The objective of this chapter is to identify the main legal barriers to the competitiveness of the European food industry and to suggest ways to improve the legal system. Prior studies by Wijnands et al. (2007, 2008) and Poppe et al. 2008) have shown that competitiveness of this industry is under pressure. In the light of the above, we propose a second overhaul of European food law, after the tremendous legal efforts which have been made as a response to food scares at the turn of the century. This reform consists of eight improvements of European food law and aims at empowering stakeholders upstream in food supply chains. These improvements would not only contribute to the competitiveness of the EU food supply chains through alleviation of various forms of administrative burdens, but also restore the power equilibrium between stakeholders within the food chains as well as between businesses and consumers, and reduce the burdens connected to pre-market approval of food and feed and zero-tolerance standards. These focal areas partly overlap, as the improvement of one area may positively or negatively affect another.
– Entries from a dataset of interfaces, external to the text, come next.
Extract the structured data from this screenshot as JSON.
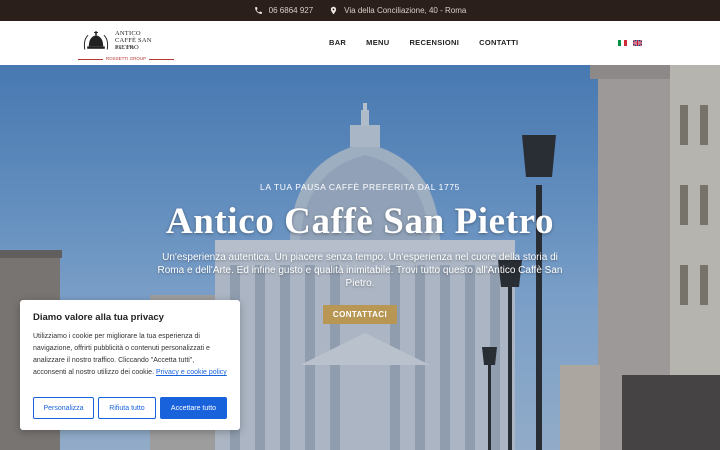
{
  "topbar": {
    "phone": "06 6864 927",
    "address": "Via della Conciliazione, 40 - Roma",
    "phone_icon": "phone-icon",
    "location_icon": "location-pin-icon"
  },
  "logo": {
    "line1": "ANTICO",
    "line2": "CAFFÈ SAN PIETRO",
    "line3": "DAL 1775",
    "group": "ROSSETTI GROUP"
  },
  "nav": {
    "items": [
      "BAR",
      "MENU",
      "RECENSIONI",
      "CONTATTI"
    ]
  },
  "languages": [
    "it",
    "en"
  ],
  "hero": {
    "tagline": "LA TUA PAUSA CAFFÈ PREFERITA DAL 1775",
    "title": "Antico Caffè San Pietro",
    "subtitle": "Un'esperienza autentica. Un piacere senza tempo. Un'esperienza nel cuore della storia di Roma e dell'Arte. Ed infine gusto e qualità inimitabile. Trovi tutto questo all'Antico Caffè San Pietro.",
    "cta": "CONTATTACI"
  },
  "cookie": {
    "title": "Diamo valore alla tua privacy",
    "text": "Utilizziamo i cookie per migliorare la tua esperienza di navigazione, offrirti pubblicità o contenuti personalizzati e analizzare il nostro traffico. Cliccando \"Accetta tutti\", acconsenti al nostro utilizzo dei cookie.",
    "link": "Privacy e cookie policy",
    "customize": "Personalizza",
    "reject": "Rifiuta tutto",
    "accept": "Accettare tutto"
  },
  "colors": {
    "topbar_bg": "#2b1f1c",
    "cta_gold": "#b89654",
    "cookie_blue": "#1863dc",
    "logo_red": "#b63a3a"
  }
}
Within the proposed second overhaul of European food law, the interests of all stakeholders should be considered, while at present consumer concerns seem to eclipse all other existing interests.
|Title of host publication||Better Business Regulation in a Risk Society|
|Editors||A. Alemanno, F. den Butter, A. Nijsen, J. Torriti|
|Place of Publication||New York, Heidelberg, Dordrecht, London|
|Number of pages||328|
|Publication status||Published - 2013|